■ Interface dataset entries ■
--- --- ---

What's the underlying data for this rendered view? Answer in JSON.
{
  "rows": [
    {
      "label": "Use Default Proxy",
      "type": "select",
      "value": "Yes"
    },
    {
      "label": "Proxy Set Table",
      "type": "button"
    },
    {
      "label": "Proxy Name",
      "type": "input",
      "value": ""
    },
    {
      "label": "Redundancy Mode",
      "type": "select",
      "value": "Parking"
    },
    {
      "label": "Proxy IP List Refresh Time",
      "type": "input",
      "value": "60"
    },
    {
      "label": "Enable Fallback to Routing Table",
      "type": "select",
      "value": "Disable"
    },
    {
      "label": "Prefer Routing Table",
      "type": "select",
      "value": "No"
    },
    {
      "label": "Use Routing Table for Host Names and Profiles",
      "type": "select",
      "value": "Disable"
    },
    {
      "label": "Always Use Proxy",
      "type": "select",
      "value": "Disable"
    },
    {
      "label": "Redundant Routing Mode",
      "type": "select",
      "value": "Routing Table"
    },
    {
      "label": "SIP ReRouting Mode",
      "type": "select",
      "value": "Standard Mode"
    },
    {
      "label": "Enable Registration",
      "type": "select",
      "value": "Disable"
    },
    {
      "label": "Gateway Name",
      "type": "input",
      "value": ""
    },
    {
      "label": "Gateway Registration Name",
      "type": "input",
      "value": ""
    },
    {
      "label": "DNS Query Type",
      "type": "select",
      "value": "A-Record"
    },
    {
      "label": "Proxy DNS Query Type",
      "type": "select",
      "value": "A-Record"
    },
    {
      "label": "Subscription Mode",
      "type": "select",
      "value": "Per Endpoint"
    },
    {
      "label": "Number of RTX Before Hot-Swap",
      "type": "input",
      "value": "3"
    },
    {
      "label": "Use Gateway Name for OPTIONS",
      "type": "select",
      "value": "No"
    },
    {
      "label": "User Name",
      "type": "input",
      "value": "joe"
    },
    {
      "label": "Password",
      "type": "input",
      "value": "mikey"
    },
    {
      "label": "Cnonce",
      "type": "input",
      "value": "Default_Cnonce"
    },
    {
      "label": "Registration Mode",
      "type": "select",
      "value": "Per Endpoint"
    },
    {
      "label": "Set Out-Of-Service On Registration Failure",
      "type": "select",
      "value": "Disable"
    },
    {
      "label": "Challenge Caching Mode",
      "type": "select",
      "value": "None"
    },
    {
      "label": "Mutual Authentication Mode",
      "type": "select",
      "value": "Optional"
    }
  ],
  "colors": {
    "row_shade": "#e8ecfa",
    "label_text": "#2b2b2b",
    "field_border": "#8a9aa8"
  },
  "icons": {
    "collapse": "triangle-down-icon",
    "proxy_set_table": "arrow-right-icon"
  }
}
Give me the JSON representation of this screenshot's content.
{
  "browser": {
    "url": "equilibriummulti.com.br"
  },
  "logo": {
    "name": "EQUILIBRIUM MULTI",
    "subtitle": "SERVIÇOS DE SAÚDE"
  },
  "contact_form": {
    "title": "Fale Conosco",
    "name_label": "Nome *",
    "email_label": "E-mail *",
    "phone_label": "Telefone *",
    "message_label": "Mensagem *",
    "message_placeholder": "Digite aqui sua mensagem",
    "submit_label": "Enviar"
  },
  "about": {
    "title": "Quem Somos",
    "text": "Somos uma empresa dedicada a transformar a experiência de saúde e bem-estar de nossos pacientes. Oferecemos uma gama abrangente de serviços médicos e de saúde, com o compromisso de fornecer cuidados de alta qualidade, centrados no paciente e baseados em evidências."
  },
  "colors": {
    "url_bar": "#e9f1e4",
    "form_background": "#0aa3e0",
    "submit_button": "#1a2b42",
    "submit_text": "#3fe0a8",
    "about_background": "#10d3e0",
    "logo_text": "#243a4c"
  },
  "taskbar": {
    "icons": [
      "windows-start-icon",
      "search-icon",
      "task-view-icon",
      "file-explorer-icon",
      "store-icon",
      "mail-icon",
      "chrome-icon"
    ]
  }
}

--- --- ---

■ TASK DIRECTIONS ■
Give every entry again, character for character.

■ ANSWER TO THIS PROBLEM ■
What's the underlying data for this rendered view? Answer in JSON.
{
  "rows": [
    {
      "label": "Use Default Proxy",
      "type": "select",
      "value": "Yes"
    },
    {
      "label": "Proxy Set Table",
      "type": "button"
    },
    {
      "label": "Proxy Name",
      "type": "input",
      "value": ""
    },
    {
      "label": "Redundancy Mode",
      "type": "select",
      "value": "Parking"
    },
    {
      "label": "Proxy IP List Refresh Time",
      "type": "input",
      "value": "60"
    },
    {
      "label": "Enable Fallback to Routing Table",
      "type": "select",
      "value": "Disable"
    },
    {
      "label": "Prefer Routing Table",
      "type": "select",
      "value": "No"
    },
    {
      "label": "Use Routing Table for Host Names and Profiles",
      "type": "select",
      "value": "Disable"
    },
    {
      "label": "Always Use Proxy",
      "type": "select",
      "value": "Disable"
    },
    {
      "label": "Redundant Routing Mode",
      "type": "select",
      "value": "Routing Table"
    },
    {
      "label": "SIP ReRouting Mode",
      "type": "select",
      "value": "Standard Mode"
    },
    {
      "label": "Enable Registration",
      "type": "select",
      "value": "Disable"
    },
    {
      "label": "Gateway Name",
      "type": "input",
      "value": ""
    },
    {
      "label": "Gateway Registration Name",
      "type": "input",
      "value": ""
    },
    {
      "label": "DNS Query Type",
      "type": "select",
      "value": "A-Record"
    },
    {
      "label": "Proxy DNS Query Type",
      "type": "select",
      "value": "A-Record"
    },
    {
      "label": "Subscription Mode",
      "type": "select",
      "value": "Per Endpoint"
    },
    {
      "label": "Number of RTX Before Hot-Swap",
      "type": "input",
      "value": "3"
    },
    {
      "label": "Use Gateway Name for OPTIONS",
      "type": "select",
      "value": "No"
    },
    {
      "label": "User Name",
      "type": "input",
      "value": "joe"
    },
    {
      "label": "Password",
      "type": "input",
      "value": "mikey"
    },
    {
      "label": "Cnonce",
      "type": "input",
      "value": "Default_Cnonce"
    },
    {
      "label": "Registration Mode",
      "type": "select",
      "value": "Per Endpoint"
    },
    {
      "label": "Set Out-Of-Service On Registration Failure",
      "type": "select",
      "value": "Disable"
    },
    {
      "label": "Challenge Caching Mode",
      "type": "select",
      "value": "None"
    },
    {
      "label": "Mutual Authentication Mode",
      "type": "select",
      "value": "Optional"
    }
  ],
  "colors": {
    "row_shade": "#e8ecfa",
    "label_text": "#2b2b2b",
    "field_border": "#8a9aa8"
  },
  "icons": {
    "collapse": "triangle-down-icon",
    "proxy_set_table": "arrow-right-icon"
  }
}
Give me the JSON representation of this screenshot's content.
{
  "browser": {
    "url": "equilibriummulti.com.br"
  },
  "logo": {
    "name": "EQUILIBRIUM MULTI",
    "subtitle": "SERVIÇOS DE SAÚDE"
  },
  "contact_form": {
    "title": "Fale Conosco",
    "name_label": "Nome *",
    "email_label": "E-mail *",
    "phone_label": "Telefone *",
    "message_label": "Mensagem *",
    "message_placeholder": "Digite aqui sua mensagem",
    "submit_label": "Enviar"
  },
  "about": {
    "title": "Quem Somos",
    "text": "Somos uma empresa dedicada a transformar a experiência de saúde e bem-estar de nossos pacientes. Oferecemos uma gama abrangente de serviços médicos e de saúde, com o compromisso de fornecer cuidados de alta qualidade, centrados no paciente e baseados em evidências."
  },
  "colors": {
    "url_bar": "#e9f1e4",
    "form_background": "#0aa3e0",
    "submit_button": "#1a2b42",
    "submit_text": "#3fe0a8",
    "about_background": "#10d3e0",
    "logo_text": "#243a4c"
  },
  "taskbar": {
    "icons": [
      "windows-start-icon",
      "search-icon",
      "task-view-icon",
      "file-explorer-icon",
      "store-icon",
      "mail-icon",
      "chrome-icon"
    ]
  }
}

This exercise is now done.